There are several reasons why any person in prison, and particularly a Muslim, would want or need to skip a meal. To start with the universally relatable: people get sick, the weather gets cold, and sometimes you just want to enjoy that macaroni you saved up to purchase from the canteen in peace. More critically, there may be someone at chow that you need to avoid in order to prevent implication in a disciplinary issue, or to protect your safety. A protestant Christian is generally free to stay in his cell for any of these reasons, but a Muslim may damage his chances at parole. Beyond these universal experiences, fasting and feasting are integral parts of the Muslim faith. Other than the obligation to fast during Ramadan, for which the Massachusetts DOC does make some accommodations, Muslims are encouraged to fast on Mondays and Thursdays, on the 13th – 15th of each lunar month, or even to celebrate good news from home. Even though these practices are not religiously mandated, they fall under the First Amendment’s protections outside of the prison context, and they should within prison walls.
For those that are unconvinced that free expression is an unqualified good, and perhaps believe that courts are right to defer to prison’s budgetary and security concerns, there are a few remaining points worth considering.
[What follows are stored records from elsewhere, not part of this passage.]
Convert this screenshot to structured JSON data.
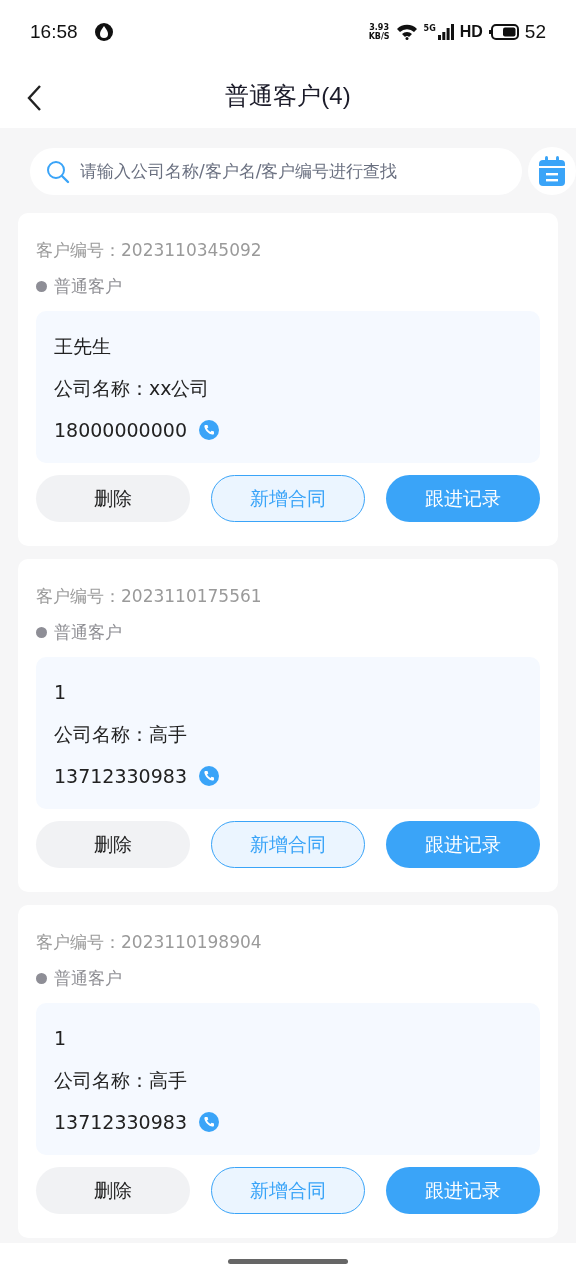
{
  "status_bar": {
    "time": "16:58",
    "speed_value": "3.93",
    "speed_unit": "KB/S",
    "network": "5G",
    "hd": "HD",
    "battery": "52"
  },
  "header": {
    "title": "普通客户(4)"
  },
  "search": {
    "placeholder": "请输入公司名称/客户名/客户编号进行查找"
  },
  "customers": [
    {
      "number_label": "客户编号：",
      "number": "2023110345092",
      "type": "普通客户",
      "name": "王先生",
      "company_label": "公司名称：",
      "company": "xx公司",
      "phone": "18000000000",
      "buttons": {
        "delete": "删除",
        "add_contract": "新增合同",
        "follow_up": "跟进记录"
      }
    },
    {
      "number_label": "客户编号：",
      "number": "2023110175561",
      "type": "普通客户",
      "name": "1",
      "company_label": "公司名称：",
      "company": "高手",
      "phone": "13712330983",
      "buttons": {
        "delete": "删除",
        "add_contract": "新增合同",
        "follow_up": "跟进记录"
      }
    },
    {
      "number_label": "客户编号：",
      "number": "2023110198904",
      "type": "普通客户",
      "name": "1",
      "company_label": "公司名称：",
      "company": "高手",
      "phone": "13712330983",
      "buttons": {
        "delete": "删除",
        "add_contract": "新增合同",
        "follow_up": "跟进记录"
      }
    }
  ]
}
First, if we allow for the religious rights of incarcerated minorities to be compromised, we should not be surprised when the formerly incarcerated, approximately 1 in 150 Americans, return to their communities and carry with them the religious discrimination that they either witnessed, propagated, or suffered. Second, for those concerned with prison and national security, at least one national security expert has testified in front of the United States Commission on Civil Rights to explain that denial of avenues for legitimate religious expression in prison actually serves to foster radicalization and unrest, instead of thwarting it.
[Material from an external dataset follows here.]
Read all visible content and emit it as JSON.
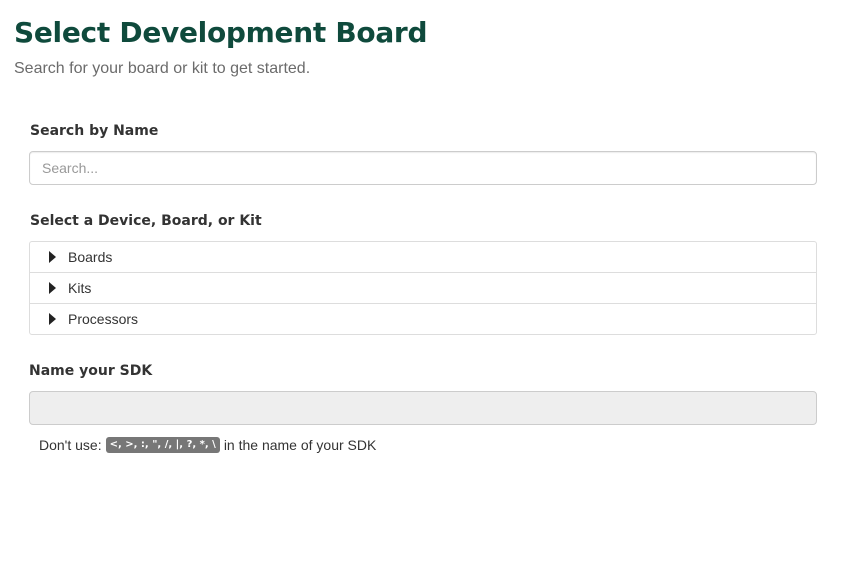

If we hope to even pretend that our prison system serves a rehabilitative purpose, legitimate and safe religious practices should be whole-heartedly embraced. Accordingly, courts should not dilute RLUIPA’s “compelling interest” standard to cushion the DOC’s bottom line. Taxpayers that support policymakers with “law and order” and “religious liberty” platforms should understand that we will need to foot the bill for the dietary rights of millions of incarcerated Americans. Finally, Departments of Correction should resist the urge to implement policies that they know will actively discourage adherents of minority faiths from free exercise. To do so is to fly in the face of our Founders’ recognition that religion is an intrinsic part of the human experience and essential to equality in a democratic society.